and last updated 2022-03-03 23:53:13-05

DENVER — Around the country, parents are demanding more say in their children’s education, and lawmakers are responding by turning their concerns into legislation.

A bill introduced in Colorado’s General Assembly would require schools to post more information online. The sponsor, Republican Rep. Tim Geitner, R-Falcon, said it’s about transparency.

“Right now, what you’re seeing is there’s a desire for parents to fully understand what curriculum is being taught at their schools,” Geitner said.

HB22-1066 would require all Colorado school districts to post information on their websites, including all text books and materials used in classrooms, any surveys given to children in schools and a list of professional development courses for teachers.

Geitner says that information can be difficult and even costly to access.

“Sometimes you have to submit a [Colorado Open Records Act] request, sometimes there’s a cost associated with that for the family, and the purpose of this bill is to make it easily accessible,” he said.

Last fall, one of the school districts in Geitner's district, School District 49 in Falcon, became the first in Colorado to explicitly ban the teaching of Critical Race Theory. In other states where “transparency” measures are under consideration, teachers have expressed concerns about censorship and losing their professional independence.

Geitner said many Colorado schools already have to follow rules about teaching controversial subjects and that his bill is about giving parents access to information that helps them make the best choice for their child. He said the bill is a requirement for districts and should not place additional burdens on teachers.

Denver Public Schools sent the following statement to Denver7:

“The majority of our district-managed schools use the district supported curriculum, so we would be able to share that via our district wide platforms. Some of our schools do not use all of our district supported materials to better align to their instructional program and we would have to navigate collecting and sharing the local individual curricular resources made at the school level.”

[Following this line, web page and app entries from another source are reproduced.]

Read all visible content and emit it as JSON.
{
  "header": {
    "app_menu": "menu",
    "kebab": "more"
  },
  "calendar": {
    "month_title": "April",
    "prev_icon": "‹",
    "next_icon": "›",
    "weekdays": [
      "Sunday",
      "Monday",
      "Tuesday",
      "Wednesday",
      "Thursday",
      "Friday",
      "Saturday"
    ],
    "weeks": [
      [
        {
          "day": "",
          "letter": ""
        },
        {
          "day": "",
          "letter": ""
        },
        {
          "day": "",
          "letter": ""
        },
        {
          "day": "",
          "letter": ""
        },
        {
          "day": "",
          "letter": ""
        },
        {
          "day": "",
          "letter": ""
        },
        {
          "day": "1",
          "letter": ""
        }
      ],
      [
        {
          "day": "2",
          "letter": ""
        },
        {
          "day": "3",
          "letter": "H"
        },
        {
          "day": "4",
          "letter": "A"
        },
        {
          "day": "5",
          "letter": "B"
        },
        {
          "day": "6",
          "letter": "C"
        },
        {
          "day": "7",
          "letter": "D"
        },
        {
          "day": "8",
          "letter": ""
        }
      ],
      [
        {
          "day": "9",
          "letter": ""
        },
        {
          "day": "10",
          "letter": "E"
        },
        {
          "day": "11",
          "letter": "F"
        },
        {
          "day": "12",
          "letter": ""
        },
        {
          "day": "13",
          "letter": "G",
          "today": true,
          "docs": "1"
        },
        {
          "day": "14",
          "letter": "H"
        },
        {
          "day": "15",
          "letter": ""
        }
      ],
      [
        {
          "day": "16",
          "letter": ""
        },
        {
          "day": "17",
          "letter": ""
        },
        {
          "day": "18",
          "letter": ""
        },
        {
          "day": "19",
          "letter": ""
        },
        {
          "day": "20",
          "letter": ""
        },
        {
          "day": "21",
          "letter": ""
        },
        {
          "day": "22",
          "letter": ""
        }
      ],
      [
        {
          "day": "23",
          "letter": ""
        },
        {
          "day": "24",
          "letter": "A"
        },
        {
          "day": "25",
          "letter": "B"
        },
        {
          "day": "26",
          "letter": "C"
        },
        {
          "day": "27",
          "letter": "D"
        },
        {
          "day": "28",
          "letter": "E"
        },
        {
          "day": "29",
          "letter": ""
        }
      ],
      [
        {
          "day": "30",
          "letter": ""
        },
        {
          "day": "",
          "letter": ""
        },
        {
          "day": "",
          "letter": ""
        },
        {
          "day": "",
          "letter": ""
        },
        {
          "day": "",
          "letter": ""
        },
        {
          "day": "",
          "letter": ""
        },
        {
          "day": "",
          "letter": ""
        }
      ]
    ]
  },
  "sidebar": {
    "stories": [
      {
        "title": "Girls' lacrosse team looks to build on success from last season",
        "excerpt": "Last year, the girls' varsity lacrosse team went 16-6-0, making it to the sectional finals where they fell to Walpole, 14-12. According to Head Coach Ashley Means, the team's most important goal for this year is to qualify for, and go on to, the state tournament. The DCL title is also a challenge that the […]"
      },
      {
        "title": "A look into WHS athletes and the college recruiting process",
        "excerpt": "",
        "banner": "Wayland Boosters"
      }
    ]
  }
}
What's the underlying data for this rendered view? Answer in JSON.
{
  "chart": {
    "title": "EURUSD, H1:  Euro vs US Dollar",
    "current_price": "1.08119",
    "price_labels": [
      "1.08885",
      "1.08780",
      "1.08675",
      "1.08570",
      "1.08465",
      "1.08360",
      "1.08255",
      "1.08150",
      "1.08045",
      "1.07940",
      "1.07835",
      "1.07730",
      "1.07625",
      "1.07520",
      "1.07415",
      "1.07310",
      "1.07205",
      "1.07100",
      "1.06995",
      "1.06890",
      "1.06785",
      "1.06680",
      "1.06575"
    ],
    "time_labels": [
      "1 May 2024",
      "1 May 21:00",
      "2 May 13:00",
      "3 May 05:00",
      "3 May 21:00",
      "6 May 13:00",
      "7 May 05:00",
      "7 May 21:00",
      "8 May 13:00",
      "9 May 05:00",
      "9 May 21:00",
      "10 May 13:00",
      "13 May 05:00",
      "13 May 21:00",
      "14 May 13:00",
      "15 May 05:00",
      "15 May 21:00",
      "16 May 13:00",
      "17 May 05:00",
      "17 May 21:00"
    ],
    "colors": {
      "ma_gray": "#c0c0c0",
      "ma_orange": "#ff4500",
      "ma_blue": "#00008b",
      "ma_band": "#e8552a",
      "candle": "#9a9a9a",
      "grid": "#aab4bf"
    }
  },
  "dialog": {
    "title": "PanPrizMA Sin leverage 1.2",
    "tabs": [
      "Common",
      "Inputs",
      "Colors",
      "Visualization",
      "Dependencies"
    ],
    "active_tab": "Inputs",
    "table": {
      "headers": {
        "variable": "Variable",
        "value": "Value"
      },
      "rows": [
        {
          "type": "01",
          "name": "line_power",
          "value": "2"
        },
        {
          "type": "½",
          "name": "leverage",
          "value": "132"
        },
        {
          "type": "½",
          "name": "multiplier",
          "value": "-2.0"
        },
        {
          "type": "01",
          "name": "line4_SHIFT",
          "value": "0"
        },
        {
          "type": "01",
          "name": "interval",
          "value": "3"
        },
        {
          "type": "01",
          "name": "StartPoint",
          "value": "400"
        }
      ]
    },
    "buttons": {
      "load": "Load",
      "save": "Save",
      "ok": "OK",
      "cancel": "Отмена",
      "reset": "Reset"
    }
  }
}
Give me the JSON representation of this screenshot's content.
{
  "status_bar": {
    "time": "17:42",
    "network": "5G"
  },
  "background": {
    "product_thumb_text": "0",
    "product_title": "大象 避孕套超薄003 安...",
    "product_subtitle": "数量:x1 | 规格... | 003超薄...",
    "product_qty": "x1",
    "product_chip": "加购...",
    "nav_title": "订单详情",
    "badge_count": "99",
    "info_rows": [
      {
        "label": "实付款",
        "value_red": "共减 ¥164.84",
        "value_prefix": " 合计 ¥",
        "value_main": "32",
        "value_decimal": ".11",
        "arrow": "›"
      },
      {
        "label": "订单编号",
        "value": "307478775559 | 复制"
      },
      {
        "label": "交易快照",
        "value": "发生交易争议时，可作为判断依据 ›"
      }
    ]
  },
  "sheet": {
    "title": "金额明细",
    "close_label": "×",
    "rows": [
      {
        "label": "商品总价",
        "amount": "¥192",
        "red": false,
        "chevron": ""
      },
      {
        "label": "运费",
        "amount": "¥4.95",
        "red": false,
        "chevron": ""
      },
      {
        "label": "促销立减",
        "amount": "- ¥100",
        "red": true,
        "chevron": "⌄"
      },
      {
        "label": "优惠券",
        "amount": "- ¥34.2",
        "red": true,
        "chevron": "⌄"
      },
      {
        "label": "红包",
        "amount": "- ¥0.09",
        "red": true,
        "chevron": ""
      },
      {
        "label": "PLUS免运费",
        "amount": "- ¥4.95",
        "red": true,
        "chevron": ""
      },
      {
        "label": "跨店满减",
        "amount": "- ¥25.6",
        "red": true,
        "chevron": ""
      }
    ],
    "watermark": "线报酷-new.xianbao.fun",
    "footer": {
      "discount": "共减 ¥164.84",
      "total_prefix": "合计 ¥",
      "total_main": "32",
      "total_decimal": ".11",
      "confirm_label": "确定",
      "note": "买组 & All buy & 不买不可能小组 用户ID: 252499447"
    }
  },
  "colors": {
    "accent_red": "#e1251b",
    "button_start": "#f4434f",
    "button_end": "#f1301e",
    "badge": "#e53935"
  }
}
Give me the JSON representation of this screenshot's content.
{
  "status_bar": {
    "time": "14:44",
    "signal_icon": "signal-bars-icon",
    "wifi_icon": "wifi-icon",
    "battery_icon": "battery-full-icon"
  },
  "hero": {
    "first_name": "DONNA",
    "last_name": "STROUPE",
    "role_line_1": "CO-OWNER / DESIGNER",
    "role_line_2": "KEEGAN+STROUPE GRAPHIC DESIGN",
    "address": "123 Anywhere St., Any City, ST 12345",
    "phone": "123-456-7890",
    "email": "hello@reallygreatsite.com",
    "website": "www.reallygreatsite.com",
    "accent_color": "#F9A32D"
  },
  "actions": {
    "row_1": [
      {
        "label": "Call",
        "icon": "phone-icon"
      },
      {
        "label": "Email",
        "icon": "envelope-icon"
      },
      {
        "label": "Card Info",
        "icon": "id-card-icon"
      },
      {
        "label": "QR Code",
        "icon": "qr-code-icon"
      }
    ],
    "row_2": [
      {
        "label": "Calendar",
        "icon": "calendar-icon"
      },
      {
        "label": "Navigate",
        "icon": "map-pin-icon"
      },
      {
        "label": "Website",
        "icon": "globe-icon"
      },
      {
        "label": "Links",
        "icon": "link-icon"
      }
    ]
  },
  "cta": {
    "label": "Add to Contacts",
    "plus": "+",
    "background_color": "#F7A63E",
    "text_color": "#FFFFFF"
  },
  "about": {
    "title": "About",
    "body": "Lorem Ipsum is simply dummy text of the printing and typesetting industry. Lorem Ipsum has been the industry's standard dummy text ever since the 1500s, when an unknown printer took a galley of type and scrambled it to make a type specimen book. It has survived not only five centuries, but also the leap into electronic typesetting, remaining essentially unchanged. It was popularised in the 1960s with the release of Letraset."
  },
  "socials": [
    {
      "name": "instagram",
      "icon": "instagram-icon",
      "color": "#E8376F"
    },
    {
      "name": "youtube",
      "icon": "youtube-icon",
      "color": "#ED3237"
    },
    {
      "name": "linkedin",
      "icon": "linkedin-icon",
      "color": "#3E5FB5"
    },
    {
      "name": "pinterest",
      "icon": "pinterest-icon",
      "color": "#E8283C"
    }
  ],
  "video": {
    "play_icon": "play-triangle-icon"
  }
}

UPDATE: The bill did not make it out of the Education Committee in the Colorado House of Representatives following a 6-3 vote.